Authors: Manoj P. Menon, Steven S. Yoon, and for the Uganda Malaria Indicator Survey Technical Working Group
Source: American Journal of Tropical Medicine and Hygiene, 93(3): 521-6; DOI: 10.4269/ajtmh.15-0102
Topic(s): Anemia
Child health
Children under five
Country: Africa
Published: SEP 2015

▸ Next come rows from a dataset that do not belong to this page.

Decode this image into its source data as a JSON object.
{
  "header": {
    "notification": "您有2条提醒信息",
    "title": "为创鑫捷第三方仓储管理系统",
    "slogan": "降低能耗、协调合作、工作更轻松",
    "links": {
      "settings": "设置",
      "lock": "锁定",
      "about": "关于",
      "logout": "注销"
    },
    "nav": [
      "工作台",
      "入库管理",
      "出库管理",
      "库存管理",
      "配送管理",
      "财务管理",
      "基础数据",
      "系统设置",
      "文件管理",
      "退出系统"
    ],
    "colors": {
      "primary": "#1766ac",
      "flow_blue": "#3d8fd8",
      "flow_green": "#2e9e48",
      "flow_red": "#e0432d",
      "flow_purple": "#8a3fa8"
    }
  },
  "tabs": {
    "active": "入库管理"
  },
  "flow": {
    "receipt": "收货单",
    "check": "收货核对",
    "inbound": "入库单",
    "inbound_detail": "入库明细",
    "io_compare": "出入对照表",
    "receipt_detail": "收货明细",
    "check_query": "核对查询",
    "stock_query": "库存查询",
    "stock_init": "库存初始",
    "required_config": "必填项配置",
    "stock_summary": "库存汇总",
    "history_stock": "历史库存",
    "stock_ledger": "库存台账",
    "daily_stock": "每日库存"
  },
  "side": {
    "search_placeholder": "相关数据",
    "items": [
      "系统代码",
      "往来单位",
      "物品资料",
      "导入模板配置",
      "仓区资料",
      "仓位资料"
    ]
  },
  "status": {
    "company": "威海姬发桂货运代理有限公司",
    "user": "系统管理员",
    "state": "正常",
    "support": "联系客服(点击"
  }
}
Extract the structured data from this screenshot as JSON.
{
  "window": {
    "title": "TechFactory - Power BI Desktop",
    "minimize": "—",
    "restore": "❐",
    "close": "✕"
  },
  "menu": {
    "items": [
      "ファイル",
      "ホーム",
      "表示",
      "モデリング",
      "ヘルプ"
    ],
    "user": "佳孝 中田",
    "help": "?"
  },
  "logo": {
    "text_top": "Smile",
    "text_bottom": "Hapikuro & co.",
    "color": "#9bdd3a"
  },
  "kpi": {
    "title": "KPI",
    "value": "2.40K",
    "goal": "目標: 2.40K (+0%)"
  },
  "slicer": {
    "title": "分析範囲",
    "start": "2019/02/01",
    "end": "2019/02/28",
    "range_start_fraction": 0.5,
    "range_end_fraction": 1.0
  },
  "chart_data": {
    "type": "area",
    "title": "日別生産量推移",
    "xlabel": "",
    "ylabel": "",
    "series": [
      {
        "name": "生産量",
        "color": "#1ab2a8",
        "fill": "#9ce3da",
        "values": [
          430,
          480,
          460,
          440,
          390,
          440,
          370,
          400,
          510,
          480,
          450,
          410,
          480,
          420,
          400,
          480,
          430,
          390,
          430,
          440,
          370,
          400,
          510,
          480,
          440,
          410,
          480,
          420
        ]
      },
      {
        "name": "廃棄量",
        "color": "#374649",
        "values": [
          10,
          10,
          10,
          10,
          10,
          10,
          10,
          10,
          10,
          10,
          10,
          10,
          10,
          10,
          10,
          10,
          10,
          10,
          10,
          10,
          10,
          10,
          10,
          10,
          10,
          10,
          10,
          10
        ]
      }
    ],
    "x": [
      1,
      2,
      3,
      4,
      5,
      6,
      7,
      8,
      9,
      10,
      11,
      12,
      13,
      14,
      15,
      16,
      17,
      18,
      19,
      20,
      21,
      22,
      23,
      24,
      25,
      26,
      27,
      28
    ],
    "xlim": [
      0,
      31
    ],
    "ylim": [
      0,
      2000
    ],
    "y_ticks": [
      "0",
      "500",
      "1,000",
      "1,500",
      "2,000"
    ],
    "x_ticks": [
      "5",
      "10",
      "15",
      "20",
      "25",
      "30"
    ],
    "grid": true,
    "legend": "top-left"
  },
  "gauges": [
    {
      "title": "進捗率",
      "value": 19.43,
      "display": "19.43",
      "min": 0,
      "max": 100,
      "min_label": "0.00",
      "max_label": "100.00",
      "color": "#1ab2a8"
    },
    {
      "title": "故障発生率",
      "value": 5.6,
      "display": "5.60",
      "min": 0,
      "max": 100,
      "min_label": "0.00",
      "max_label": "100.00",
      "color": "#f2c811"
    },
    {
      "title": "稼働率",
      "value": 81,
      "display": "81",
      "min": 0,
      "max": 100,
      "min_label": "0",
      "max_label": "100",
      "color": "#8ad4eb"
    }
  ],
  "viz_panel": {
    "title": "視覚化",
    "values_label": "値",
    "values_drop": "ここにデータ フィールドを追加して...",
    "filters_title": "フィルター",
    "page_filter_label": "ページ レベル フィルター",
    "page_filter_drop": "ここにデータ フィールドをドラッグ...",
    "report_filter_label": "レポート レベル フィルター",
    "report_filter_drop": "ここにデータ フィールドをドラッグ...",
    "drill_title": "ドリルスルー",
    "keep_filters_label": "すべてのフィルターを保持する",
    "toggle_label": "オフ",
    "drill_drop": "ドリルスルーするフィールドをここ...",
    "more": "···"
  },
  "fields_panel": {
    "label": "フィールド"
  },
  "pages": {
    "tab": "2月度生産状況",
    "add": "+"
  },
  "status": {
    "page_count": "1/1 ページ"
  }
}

Abstract: Anemia in children under 5 years of age, defined by the World Health Organization as a hemoglobin concentration < 11 g/dL, is a global public health problem. According to the 2006 Demographic Health Survey, the prevalence of anemia among children under five in Uganda was 72% in 2006. The 2009 Uganda Malaria Indicator Survey was conducted in late 2009 and revealed that over 60% of children less than 5 years of age were anemic and that over half of children tested positive for malaria via a rapid diagnostic test. Children with concomitant malaria infection, and in households without any type of mosquito net were more likely to be anemic, confirming that children under 5 years, are vulnerable to both the threat of malaria and anemia and the beneficial effect of malaria prevention tools. However, prevention and treatment of other factors associated with the etiology of anemia (e.g., iron deficiency) are likely necessary to combat the toll of anemia in Uganda.